Govt Overreach: L.A. City Council May Soon Commandeer Hotels To House Homeless
California is still in lockdown for this pandemic and now they are talking about commandeering hotels to house the homeless supposedly until this pandemic ends. So it looks like California has finally found a solution for their homeless problem, hijacking private property.
"Each hotel brings new hope, each room could save a life," Mayor Eric Garcetti said of Project Roomkey, according to KABC-TV.
“If hotels are making a distinction among people classifying housed and unhoused differently in terms of accommodations that they’re going to be repaid for, that the city and county will pay for with reimbursements, then I think there’s a potential civil rights violation,” Councilman Mike Bonin said. “If the problems are on the hotel end, the public should know why, and then we should consider commandeering as they’ve talked about in other cities.”
The council also plans to investigate if hotels refusing to house the homeless have received tax breaks from the city recently.
“It would seem to me to be a complete justification that we expect something back especially during an emergency,” Councilman Mitch O’ Farrel said of hotels that have received tax breaks.
The Ritz Carlton in downtown Los Angeles, which has luxury condo residences, was among those resisting.
The hotel has received millions of dollars in tax breaks from the city over the years, according to FOX 11."

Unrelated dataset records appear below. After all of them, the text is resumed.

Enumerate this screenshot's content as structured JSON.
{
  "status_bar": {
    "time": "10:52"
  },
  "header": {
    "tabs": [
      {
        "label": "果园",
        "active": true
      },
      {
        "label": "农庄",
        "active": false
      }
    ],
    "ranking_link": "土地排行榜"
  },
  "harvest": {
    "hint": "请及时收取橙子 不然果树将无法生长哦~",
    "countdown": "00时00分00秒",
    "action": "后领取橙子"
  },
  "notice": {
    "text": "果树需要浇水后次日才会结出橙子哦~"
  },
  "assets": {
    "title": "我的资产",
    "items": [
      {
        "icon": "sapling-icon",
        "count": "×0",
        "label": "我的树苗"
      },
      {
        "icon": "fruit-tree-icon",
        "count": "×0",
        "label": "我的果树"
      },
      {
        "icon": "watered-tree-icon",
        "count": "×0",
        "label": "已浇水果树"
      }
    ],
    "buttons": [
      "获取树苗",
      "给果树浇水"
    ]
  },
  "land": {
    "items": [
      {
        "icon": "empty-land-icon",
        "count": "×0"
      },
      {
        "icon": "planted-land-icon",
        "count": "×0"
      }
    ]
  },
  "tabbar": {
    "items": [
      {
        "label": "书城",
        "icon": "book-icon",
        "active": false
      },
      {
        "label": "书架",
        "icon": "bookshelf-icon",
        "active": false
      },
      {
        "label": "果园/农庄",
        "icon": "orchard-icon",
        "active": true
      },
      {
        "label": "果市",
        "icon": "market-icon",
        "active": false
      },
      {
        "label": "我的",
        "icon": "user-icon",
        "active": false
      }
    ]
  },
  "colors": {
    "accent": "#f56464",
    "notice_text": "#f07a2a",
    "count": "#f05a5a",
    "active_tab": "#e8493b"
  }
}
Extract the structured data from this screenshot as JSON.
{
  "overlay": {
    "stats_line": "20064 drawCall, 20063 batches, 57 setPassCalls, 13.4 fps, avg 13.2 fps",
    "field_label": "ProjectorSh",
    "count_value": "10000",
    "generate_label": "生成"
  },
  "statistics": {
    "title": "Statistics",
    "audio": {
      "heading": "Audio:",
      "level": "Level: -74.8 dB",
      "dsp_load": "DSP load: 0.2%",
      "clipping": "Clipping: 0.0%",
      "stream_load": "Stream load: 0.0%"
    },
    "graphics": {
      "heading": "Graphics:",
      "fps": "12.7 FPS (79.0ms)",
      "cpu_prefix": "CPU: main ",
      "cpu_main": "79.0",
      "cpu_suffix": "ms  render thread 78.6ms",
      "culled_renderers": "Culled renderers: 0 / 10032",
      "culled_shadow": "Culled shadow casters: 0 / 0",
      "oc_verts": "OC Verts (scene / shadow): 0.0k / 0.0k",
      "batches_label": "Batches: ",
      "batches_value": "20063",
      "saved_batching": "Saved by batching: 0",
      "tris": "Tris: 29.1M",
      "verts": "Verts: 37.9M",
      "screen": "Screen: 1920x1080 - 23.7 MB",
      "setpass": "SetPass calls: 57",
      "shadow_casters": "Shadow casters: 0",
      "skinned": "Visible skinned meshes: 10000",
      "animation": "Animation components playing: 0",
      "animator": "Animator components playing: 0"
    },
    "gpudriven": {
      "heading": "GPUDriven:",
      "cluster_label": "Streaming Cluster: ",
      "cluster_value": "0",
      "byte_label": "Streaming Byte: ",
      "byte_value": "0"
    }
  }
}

"Project Roomkey is a collaborative effort by the State, County and the Los Angeles Homeless Services Authority (LAHSA) to secure hotel and motel rooms for vulnerable people experiencing homelessness. It provides a way for people who don’t have a home to stay inside to prevent the spread of COVID-19.
Project Roomkey aims to not only protect high-risk individuals, but to also prevent the spread of the deadly virus in our communities and protect the capacity of our hospitals and healthcare system.
As L.A. County moves toward reopening, one of the prerequisites is making sure vulnerable people are protected, and that is the goal of Project Roomkey."
"As of Monday, more than 3,000 rooms in Los Angeles County have been secured for Project Roomkey with 1,517 rooms already occupied. The Federal Emergency Management Agency will reimburse the hotels for 75% of the cost."
"John Satterfield owns two of the residential units at the Ritz-Carlton and echoes those concerns.
"Aside from the logistical concerns, safety concerns, there are families that live down there with children," Satterfield tells Eyewitness News. "I don't actually trust how they're going to control it."
Satterfield calls it a "failure of our local government" that 60,000 homeless live on the streets of Los Angeles County. He's pushing for a long-term solution.
"It doesn't really do any good to have them stay in a hotel room for a couple of weeks and then say, OK, the pandemic has passed," says Satterfield. "Now, you guys can go on about your lives. It's just unconscionable that we allow citizens in this country to live this way."
It is an odd solution considering California is starting to open up Friday, May 8th. If you consider how leadership has failed to handle the homeless for years now, it's probably wise to refuse to be a part of Project Roomkey. These Hotels would likely be stuck with the homeless residents for far longer than the pandemic.